The notes were 3 dimensionally modeled and the individual components extracted and flattened to produce digital cutting patterns. Achieving a perfect fit between parts and accurately jigging and aligning pieces in order to weld them was difficult and time-consuming to do by hand. This led to the development of a self-jigging frame kit with interlocking slots and tabs requiring no more than a single clamp to align the pieces. The ring piece acts as the former around which the edge pieces are bent whilst a series of stiffeners hold the edge and ring at ninety degrees to one another. The soundboard requires a belly to vibrate freely. The soundboard was modeled, cut and flattened virtually and stitch profiles added in 2D. The patterns cut out on a CNC router were finished by hand. The ‘stitches’, also ply were laser-cut due to their size and tested in 0.05mm size increments to achieve a tight friction fit. Half of the first set of soundboards broke whilst forming them into shape.
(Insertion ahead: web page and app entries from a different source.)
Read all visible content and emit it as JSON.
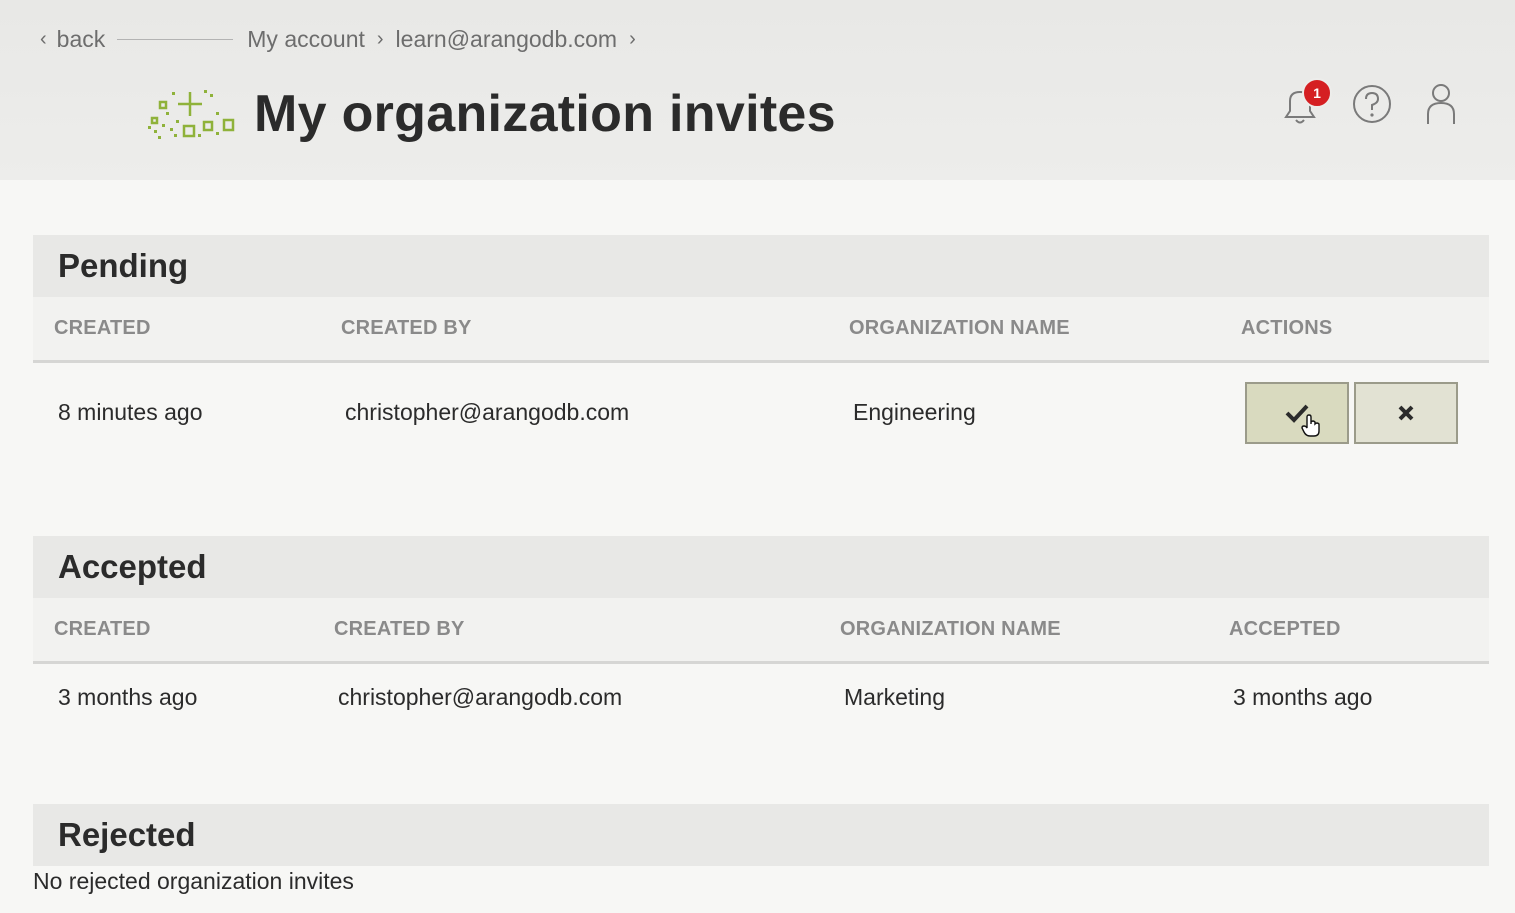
{
  "breadcrumb": {
    "back_label": "back",
    "items": [
      "My account",
      "learn@arangodb.com"
    ]
  },
  "page_title": "My organization invites",
  "notifications": {
    "count": "1"
  },
  "colors": {
    "badge": "#d51f22",
    "logo": "#8fb23a",
    "accept_button": "#d9dabf"
  },
  "pending": {
    "title": "Pending",
    "columns": [
      "CREATED",
      "CREATED BY",
      "ORGANIZATION NAME",
      "ACTIONS"
    ],
    "rows": [
      {
        "created": "8 minutes ago",
        "created_by": "christopher@arangodb.com",
        "organization_name": "Engineering"
      }
    ],
    "actions": {
      "accept_icon": "check-icon",
      "reject_icon": "close-icon"
    }
  },
  "accepted": {
    "title": "Accepted",
    "columns": [
      "CREATED",
      "CREATED BY",
      "ORGANIZATION NAME",
      "ACCEPTED"
    ],
    "rows": [
      {
        "created": "3 months ago",
        "created_by": "christopher@arangodb.com",
        "organization_name": "Marketing",
        "accepted": "3 months ago"
      }
    ]
  },
  "rejected": {
    "title": "Rejected",
    "empty_message": "No rejected organization invites"
  },
  "icons": [
    "chevron-left-icon",
    "chevron-right-icon",
    "bell-icon",
    "help-icon",
    "user-icon",
    "hand-cursor-icon"
  ]
}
Experiments with steaming ply, the sequence of stitching the seams, types of ply, seam spacing and pattern were explored in order to avoid the board cracking. A technique was developed to bring the whole board up into shape in one go using zip ties avoiding over-stressing any one area of the board. The pin block, hitch pins and capo d’astro bar were all made by hand, and the actions from an old piano were fitted to a new bracket which set the relative positions of the hammer and damper. The bridge connecting the strings to the soundboard is a critical component and was templated once the soundboard and strings were in place, drawn on computer and then laser-cut from mahogany to ensure even foot contact and pressure.

Prototype for a Spatialised Instrument, made possible and affordable by digital fabrication tools is crafted through a reflexive process of making and digital modeling. As the design spaces of the architect and the fabrication spaces of the manufacturer close, it suggests a more refined understandings of detail and material can be found through such processes. The role of the drawing is changed as each line represents not only the finished article but the process of making it - the act of drawing and the act of making become inseparable.

This project has become the starting point for a longer term proposition for the exploration and investigation of sound and architecture. Future collaboration with performers, dancers and musicians will test the boundaries and possibilities of the prototype. The exploration of scale - building the notes at the extremes – the bottom A, and the top C, will present particular problems associated with manufacturing, transport, hammer and action operation, volume, decay and sustain. Experimentation with further soundboard materials and manufacturing techniques, testing CNC milled spruce, moulded carbon fibre, and formed aluminium, are all ways in which the volume and tone quality of the instrument could be improved or varied. Further opportunities include installing dynamically adjustable tuning, so that it tunes and re-tunes to site feedback and the addition of a ‘bowing’ mechanism as a means of playing to produce a constant spatial drone. Currently under development is a spatialised instrument with its form and size dictated by its installation site and an enclosure for the current prototype whose size and form is derived from the resonant frequency of the twelve tone equal temperament tuning.

This project would not have been possible without generous help from Bob Sheil, Emmanuel Vercruysse, Paul Bavister, Abi Abdolwahabi, Bim Burton, Martin Avery, Christian Nold, Jon Mercer, Justin Goodyear, Fin Fraser, Javiera Izquierdo Ieiva, Ric Lipson and Lucy Voice. Also grateful thanks to the Centre for Cretive Collaboration, Brian Condon, Thias Martin and Neil Gregory.